**DATA**
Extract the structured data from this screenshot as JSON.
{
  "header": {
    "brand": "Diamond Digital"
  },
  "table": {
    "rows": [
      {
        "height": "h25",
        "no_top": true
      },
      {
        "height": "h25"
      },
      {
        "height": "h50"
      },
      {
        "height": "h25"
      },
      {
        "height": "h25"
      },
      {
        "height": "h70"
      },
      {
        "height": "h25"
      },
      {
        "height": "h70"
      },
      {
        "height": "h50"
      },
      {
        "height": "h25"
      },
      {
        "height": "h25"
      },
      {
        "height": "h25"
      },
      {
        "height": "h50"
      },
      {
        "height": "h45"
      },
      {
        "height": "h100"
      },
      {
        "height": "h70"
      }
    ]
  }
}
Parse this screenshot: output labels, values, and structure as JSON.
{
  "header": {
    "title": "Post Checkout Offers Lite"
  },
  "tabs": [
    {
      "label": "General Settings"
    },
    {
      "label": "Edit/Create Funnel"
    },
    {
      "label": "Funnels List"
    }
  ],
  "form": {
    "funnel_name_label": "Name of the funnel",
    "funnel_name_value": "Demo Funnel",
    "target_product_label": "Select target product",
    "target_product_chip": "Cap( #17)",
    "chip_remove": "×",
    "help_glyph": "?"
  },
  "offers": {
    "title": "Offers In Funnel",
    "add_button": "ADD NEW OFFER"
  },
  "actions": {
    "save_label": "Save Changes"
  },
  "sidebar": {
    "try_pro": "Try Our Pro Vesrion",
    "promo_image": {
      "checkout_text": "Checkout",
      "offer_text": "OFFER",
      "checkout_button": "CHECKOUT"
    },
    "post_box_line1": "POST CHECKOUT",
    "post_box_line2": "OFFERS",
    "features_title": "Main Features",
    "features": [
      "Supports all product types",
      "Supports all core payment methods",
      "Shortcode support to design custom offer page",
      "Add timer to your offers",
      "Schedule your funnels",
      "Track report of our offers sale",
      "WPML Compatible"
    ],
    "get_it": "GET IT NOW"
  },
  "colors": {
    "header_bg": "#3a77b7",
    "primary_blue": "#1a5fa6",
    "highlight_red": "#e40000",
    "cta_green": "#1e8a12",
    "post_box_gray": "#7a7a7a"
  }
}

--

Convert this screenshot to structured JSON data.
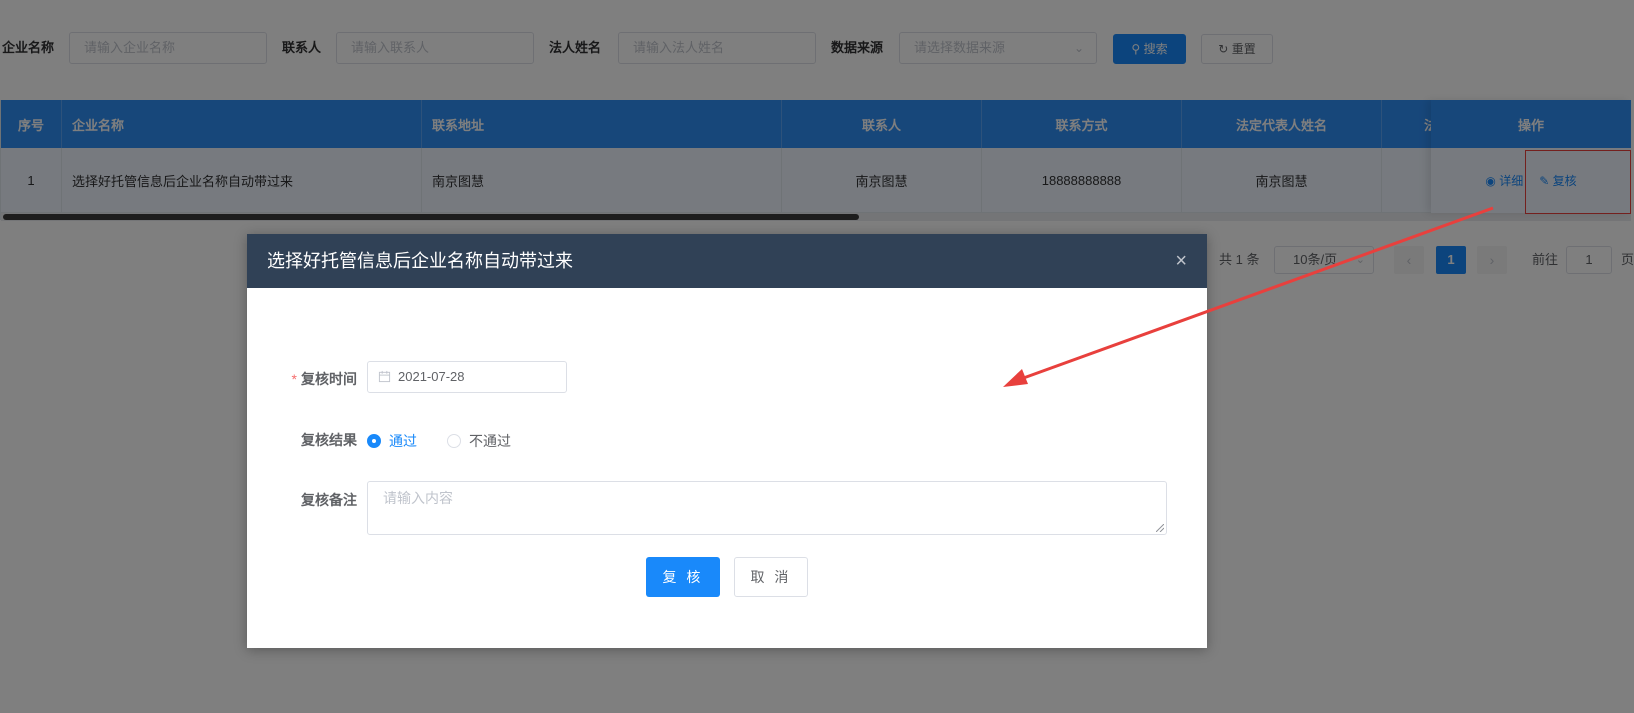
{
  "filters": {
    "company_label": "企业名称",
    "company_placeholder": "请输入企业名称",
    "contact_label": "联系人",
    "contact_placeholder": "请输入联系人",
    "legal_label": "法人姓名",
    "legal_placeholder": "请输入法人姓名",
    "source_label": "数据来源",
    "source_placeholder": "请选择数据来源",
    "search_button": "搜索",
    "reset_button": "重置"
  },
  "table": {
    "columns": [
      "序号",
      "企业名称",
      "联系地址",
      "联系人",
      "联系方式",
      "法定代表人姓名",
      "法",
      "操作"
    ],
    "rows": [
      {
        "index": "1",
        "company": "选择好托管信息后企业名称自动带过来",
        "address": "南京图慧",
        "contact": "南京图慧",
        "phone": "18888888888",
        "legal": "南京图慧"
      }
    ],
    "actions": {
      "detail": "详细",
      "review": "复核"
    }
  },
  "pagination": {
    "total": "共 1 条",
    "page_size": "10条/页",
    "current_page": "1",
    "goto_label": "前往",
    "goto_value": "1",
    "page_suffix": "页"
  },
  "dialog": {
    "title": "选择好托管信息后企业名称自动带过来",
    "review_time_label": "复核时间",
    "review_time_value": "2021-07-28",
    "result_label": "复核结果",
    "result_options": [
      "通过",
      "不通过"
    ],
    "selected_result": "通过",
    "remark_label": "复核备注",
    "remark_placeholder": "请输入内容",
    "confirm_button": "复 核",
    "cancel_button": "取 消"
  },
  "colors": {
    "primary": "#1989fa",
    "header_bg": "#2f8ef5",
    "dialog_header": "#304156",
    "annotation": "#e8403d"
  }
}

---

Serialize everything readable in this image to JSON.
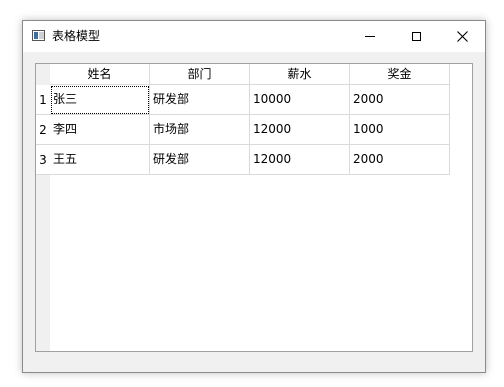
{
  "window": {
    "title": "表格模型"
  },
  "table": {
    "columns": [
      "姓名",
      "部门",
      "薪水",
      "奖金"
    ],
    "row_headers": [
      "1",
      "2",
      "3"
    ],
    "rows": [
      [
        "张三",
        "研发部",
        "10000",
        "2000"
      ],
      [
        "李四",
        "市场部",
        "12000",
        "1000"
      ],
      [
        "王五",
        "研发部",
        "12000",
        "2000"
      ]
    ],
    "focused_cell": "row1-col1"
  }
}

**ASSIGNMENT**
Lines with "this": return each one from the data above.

**ANSWER BOX**
Extract the structured data from this screenshot as JSON.
Parse this screenshot: output labels, values, and structure as JSON.
Convert this screenshot to structured JSON data.
Serialize everything readable in this image to JSON.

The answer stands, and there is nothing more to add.